The film does feature of the note music, composed by 'Marc Streitenfeld'. The music fits the scenes, and raises the thrill level. It adds emotional depth when necessary but doesn't go overboard, or get too deep and loud, as most survival movie music tends to go. It underplays the film, coming in slowly, and never getting very loud, but just high enough to help make your heart jump.
Some may agree but others may disagree about the subject of the film's abrupt ending. Our lead ends up face to face with the leader of the pack of wolves, he takes out his knife and they stare down each other, and when he's just about to charge the beast, the film cuts to black. I have to say I was left bewildered by the ending, as I expected the usual, of which he gets saved and bla-bla-bla unoriginal ending. But instead we get this, and the viewer is left to guess the fate of its lead. It's a bit disappointing for someone interested in seeing the lead finally reach some sort of peaceful resolution after so much hardship and suffering, but no. We never know what became of him. If he survived or if he died. Now I have to say it works and doesn't. It seems to conclude the film, but not. The film ducks out of the fight at the last moment, when it could have had a more drawn out conclusion. It is original, and keeps you in, but seems disappointing and lazy as well.

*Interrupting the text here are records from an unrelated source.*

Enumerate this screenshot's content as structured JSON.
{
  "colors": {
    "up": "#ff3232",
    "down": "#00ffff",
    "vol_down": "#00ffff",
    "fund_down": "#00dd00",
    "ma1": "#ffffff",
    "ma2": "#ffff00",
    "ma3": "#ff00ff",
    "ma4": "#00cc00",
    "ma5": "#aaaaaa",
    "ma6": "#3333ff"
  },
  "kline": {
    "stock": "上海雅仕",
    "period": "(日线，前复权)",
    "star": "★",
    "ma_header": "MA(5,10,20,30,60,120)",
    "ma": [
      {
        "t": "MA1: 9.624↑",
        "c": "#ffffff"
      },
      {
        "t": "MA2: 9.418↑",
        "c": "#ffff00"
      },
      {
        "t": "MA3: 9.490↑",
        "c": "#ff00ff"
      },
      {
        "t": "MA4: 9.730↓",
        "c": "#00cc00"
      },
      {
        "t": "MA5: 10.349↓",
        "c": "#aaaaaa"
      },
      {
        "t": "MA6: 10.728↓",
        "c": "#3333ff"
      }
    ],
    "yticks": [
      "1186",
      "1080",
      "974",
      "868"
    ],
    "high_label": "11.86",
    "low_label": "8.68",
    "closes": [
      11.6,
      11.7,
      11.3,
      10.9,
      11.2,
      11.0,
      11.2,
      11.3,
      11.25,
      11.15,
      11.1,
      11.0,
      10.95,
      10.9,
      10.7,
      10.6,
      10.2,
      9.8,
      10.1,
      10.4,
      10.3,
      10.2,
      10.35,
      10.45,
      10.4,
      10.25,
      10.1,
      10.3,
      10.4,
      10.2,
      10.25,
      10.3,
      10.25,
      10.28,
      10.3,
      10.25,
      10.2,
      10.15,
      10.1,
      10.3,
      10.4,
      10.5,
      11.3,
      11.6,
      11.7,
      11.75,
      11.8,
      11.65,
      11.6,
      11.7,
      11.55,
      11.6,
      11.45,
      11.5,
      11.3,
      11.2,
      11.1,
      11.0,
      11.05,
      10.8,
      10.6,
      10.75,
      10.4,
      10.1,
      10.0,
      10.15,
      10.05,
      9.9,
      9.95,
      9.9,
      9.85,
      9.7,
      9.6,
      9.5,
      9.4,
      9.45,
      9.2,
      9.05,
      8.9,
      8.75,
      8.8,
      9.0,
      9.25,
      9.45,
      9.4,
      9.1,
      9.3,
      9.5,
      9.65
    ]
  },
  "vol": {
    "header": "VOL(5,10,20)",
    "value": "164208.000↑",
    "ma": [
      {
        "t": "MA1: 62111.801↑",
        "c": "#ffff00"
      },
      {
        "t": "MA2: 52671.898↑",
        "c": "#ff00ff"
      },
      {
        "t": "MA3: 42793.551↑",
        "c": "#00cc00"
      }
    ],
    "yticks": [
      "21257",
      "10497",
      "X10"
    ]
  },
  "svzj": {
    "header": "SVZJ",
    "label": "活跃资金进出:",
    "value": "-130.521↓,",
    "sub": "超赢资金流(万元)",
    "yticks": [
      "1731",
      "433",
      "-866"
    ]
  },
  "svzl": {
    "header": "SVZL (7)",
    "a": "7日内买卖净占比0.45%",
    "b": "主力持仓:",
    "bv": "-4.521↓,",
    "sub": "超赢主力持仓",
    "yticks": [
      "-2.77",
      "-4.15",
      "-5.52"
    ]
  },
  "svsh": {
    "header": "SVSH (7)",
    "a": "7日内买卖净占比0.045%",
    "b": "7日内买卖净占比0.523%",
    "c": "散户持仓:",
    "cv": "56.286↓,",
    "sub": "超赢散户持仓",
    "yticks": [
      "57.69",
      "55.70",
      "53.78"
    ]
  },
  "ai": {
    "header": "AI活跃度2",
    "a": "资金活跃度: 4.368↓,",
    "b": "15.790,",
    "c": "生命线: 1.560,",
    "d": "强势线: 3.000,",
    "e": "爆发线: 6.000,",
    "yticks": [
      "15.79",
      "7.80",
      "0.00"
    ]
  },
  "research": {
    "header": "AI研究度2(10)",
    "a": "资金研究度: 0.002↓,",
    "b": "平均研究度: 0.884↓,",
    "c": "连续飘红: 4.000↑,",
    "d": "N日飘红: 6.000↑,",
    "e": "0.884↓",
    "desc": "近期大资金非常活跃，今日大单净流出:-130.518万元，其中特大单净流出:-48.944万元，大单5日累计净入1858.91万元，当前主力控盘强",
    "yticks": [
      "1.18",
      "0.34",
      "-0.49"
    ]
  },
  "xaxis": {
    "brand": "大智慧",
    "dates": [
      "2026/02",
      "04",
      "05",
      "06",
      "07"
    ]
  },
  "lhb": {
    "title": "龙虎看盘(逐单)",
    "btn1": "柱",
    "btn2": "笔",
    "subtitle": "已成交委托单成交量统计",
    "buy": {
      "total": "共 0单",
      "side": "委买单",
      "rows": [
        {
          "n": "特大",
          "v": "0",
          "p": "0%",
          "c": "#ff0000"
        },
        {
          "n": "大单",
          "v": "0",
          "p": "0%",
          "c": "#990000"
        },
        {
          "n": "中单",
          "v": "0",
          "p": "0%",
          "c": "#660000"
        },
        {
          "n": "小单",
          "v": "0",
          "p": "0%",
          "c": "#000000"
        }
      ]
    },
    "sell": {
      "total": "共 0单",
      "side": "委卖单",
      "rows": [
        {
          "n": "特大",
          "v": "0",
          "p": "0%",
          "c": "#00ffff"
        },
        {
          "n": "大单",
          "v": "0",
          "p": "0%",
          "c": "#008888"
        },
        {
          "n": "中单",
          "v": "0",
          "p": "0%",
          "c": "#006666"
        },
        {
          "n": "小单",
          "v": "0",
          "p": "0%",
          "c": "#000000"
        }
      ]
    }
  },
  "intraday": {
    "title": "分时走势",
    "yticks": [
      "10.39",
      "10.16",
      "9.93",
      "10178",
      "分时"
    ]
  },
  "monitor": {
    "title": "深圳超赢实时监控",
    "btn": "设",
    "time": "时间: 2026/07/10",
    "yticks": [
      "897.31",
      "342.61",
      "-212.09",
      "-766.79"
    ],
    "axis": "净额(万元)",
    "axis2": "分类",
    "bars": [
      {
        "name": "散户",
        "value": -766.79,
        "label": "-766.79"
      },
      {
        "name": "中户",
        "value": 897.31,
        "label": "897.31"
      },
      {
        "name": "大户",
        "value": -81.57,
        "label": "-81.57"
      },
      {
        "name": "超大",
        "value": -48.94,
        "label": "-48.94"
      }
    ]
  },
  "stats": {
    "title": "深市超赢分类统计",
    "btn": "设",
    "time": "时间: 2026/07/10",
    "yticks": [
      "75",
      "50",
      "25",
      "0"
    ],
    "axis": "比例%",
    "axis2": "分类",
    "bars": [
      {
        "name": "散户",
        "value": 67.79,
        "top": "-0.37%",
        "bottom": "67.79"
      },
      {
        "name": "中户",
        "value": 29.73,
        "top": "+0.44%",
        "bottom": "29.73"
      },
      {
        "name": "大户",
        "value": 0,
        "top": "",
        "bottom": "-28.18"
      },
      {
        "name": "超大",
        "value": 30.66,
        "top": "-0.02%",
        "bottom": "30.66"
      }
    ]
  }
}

All and all, 'The Grey' works as a solidly built survival movie lead by an impressive performance from 'Liam Nelson, and good pacing and character development, but we all wish the characters were alittle less unlikable and the editing more smooth and clean. B- 3/3/14